Saved entries:
Start of Block
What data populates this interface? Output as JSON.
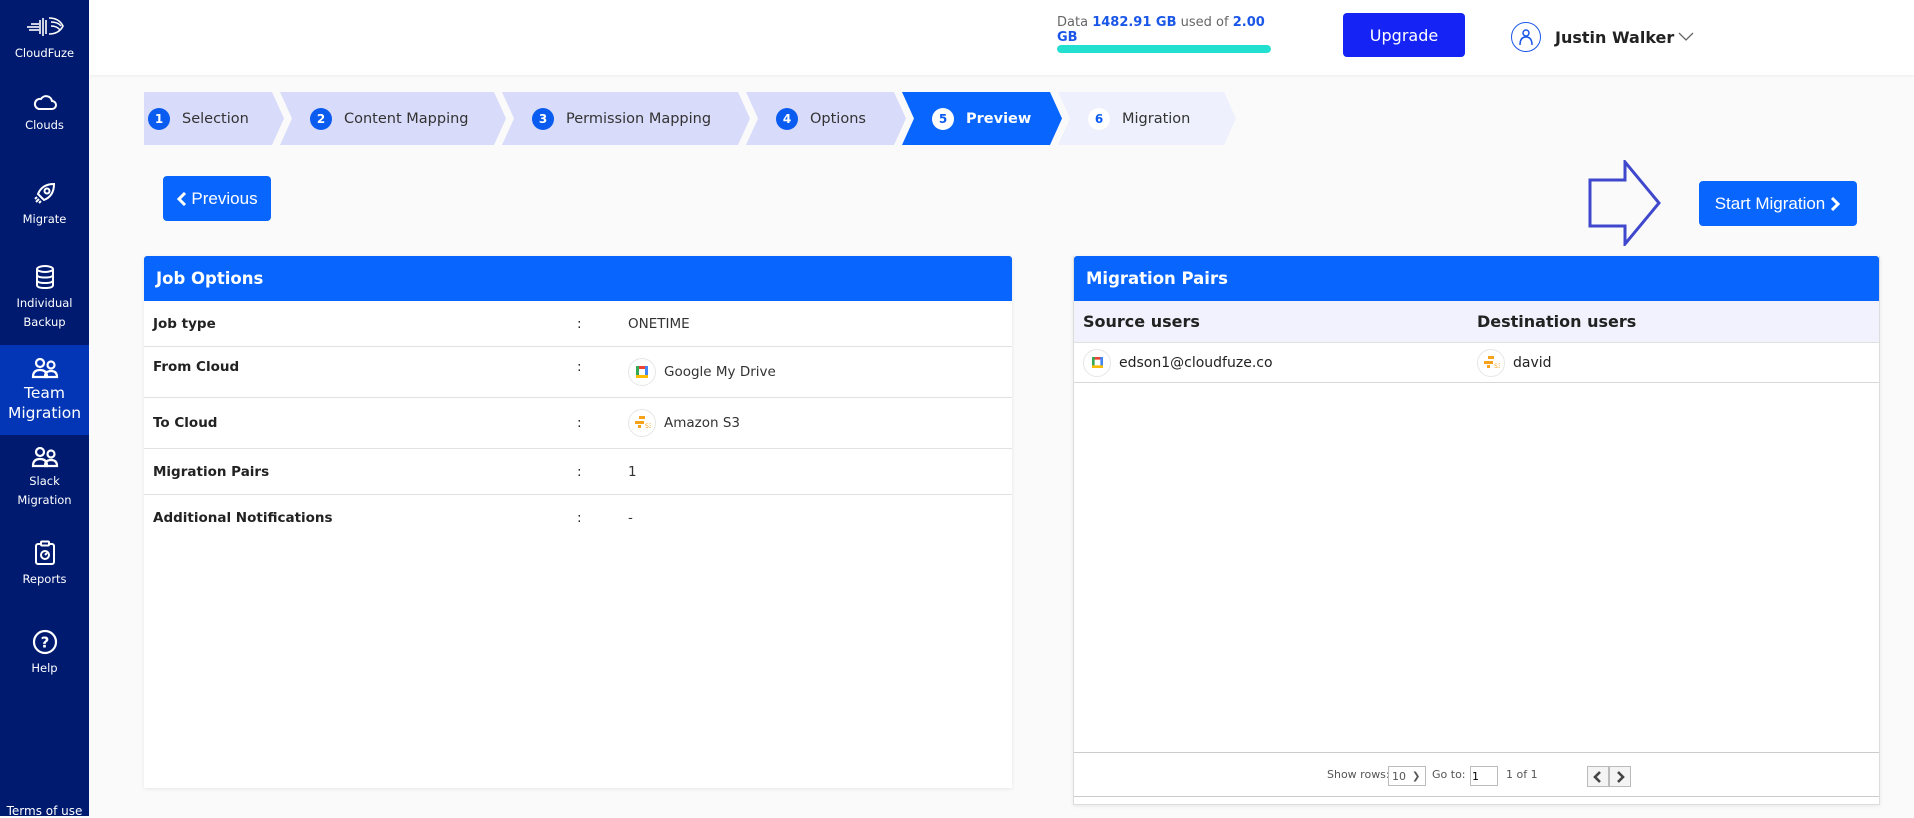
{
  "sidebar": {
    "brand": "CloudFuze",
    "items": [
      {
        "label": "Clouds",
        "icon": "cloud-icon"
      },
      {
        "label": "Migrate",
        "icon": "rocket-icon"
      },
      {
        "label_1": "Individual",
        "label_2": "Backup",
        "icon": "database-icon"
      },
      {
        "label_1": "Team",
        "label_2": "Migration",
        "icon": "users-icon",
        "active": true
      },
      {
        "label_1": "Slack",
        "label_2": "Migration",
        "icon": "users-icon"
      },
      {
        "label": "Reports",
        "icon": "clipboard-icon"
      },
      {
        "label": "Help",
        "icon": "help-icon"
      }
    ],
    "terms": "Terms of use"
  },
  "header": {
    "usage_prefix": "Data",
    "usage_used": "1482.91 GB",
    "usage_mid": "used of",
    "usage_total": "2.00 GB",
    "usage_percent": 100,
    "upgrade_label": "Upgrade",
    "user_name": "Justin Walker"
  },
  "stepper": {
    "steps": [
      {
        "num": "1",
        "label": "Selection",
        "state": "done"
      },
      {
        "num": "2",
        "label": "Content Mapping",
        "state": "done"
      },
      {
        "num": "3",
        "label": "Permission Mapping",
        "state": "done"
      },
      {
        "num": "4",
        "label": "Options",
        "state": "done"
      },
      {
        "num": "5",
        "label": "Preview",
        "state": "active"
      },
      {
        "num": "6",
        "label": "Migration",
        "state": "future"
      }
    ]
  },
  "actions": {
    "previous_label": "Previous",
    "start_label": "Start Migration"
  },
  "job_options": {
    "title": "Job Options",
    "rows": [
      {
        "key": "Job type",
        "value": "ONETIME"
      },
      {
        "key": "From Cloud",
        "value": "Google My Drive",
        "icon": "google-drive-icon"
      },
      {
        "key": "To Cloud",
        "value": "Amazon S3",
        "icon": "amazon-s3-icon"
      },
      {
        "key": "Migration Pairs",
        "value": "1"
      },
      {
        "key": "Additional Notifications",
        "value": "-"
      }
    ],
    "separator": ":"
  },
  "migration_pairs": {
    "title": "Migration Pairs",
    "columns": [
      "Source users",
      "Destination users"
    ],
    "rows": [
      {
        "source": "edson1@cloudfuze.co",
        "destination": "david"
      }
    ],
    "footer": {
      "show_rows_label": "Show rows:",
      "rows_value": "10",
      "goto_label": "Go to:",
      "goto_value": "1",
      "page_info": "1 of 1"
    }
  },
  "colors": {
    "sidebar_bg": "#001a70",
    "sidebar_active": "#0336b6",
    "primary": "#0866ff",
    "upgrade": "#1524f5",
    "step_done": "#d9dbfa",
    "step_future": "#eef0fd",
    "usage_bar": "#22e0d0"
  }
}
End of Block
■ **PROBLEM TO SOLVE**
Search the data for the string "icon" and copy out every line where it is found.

■ **SOLUTION BELOW**
        "icon": "cloud-icon"
        "icon": "rocket-icon"
        "icon": "database-icon"
        "icon": "users-icon",
        "icon": "users-icon"
        "icon": "clipboard-icon"
        "icon": "help-icon"
        "icon": "google-drive-icon"
        "icon": "amazon-s3-icon"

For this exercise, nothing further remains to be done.